Not only was he a civil engineer, but also a structural and marine engineer.
Brunel was one of the most versatile and audacious engineers of the 19th century, responsible for the design of tunnels, bridges, railway lines and ships.
Isambard Kingdom Brunel was born on 9 April 1806 in Portsmouth. His father Mark was a French engineer who had fled France during the revolution. Brunel was educated both in England and in France.
When he returned to England he went to work for his father. Brunel's first notable achievement was the part he played with his father in planning the Thames Tunnel from Rotherhithe to Wapping, completed in 1843.
In 1831, Brunel's designs won the competition for the Clifton Suspension Bridge across the River Avon. Construction began the same year, but it was not completed until 1864, Brunel died on 15 September 1859 (aged 53)
My third choice of civil engineering wonders is the Clifton Suspension Bridge which commenced construction on 21st June 1831 and took 33 years to complete.

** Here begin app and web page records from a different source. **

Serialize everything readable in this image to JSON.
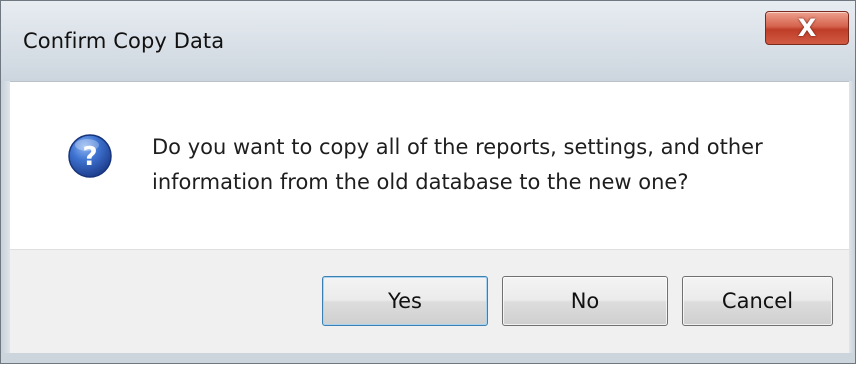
{
  "dialog": {
    "title": "Confirm Copy Data",
    "close_icon": "close-icon",
    "close_glyph": "X",
    "icon": "question-icon",
    "icon_glyph": "?",
    "message": "Do you want to copy all of the reports, settings, and other\ninformation from the old database to the new one?",
    "buttons": {
      "yes_label": "Yes",
      "no_label": "No",
      "cancel_label": "Cancel"
    },
    "colors": {
      "close_button": "#c84631",
      "icon_blue": "#2f5fbe",
      "default_button_border": "#3c7fb1"
    }
  }
}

A reason as to why the bridge took so long to construct was that an attempt to build Brunel's design was halted by the Bristol riots, and the revised version of his designs was built after his death and completed in 1864.
The revised design was made by William Henry Barlow and Sir John Hawkshaw, with a wider, higher, and sturdier deck than Brunel intended, with triple chains instead of double.
Although similar in size, the bridge towers are not identical in design, the Clifton tower having side cut-outs, the Leigh tower more pointed arches atop a 110-foot (34 m) red sandstone-clad abutment. Roller-mounted "saddles" at the top of each tower allow movement of the three independent wrought iron chains on each side when loads pass over the bridge. The bridge deck is suspended by 162 vertical wrought-iron rods in 81 matching pairs.